### Exercise
A complete answer lists every line of the material where the string "message" occurs.

### Exercise input
- Opening Delimiter -
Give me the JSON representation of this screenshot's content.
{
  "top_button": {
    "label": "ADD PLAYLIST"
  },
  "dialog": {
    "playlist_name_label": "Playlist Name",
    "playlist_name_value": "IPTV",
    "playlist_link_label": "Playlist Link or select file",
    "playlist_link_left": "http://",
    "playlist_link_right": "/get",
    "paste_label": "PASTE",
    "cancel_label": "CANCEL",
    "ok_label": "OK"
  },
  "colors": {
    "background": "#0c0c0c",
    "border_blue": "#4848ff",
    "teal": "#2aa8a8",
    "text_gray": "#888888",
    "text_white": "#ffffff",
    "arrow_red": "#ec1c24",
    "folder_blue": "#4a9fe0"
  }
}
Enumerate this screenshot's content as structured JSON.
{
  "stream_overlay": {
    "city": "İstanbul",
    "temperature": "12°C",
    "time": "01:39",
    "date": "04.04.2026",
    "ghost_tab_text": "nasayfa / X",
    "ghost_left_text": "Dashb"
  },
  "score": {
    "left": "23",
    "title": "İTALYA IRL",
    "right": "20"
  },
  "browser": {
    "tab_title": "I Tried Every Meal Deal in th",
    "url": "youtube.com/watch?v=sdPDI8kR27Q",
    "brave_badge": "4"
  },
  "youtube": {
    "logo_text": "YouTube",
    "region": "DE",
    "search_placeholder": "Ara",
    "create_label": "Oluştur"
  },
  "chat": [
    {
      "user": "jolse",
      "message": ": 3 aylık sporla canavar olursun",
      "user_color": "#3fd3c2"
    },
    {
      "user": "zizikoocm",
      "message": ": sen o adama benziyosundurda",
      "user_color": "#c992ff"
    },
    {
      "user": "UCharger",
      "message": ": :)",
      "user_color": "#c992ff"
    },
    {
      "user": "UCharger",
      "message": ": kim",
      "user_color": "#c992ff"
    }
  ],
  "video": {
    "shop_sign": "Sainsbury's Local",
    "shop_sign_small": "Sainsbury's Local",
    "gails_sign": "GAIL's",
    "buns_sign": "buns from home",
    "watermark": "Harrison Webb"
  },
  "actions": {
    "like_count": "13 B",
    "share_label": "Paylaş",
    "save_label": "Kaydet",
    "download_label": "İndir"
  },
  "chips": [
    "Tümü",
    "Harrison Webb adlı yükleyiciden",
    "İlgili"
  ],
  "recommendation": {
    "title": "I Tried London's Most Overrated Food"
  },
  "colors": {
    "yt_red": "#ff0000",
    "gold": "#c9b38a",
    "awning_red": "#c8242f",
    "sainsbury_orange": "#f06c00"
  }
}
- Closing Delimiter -
### Completed exercise
      "message": ": 3 aylık sporla canavar olursun",
      "message": ": sen o adama benziyosundurda",
      "message": ": :)",
      "message": ": kim",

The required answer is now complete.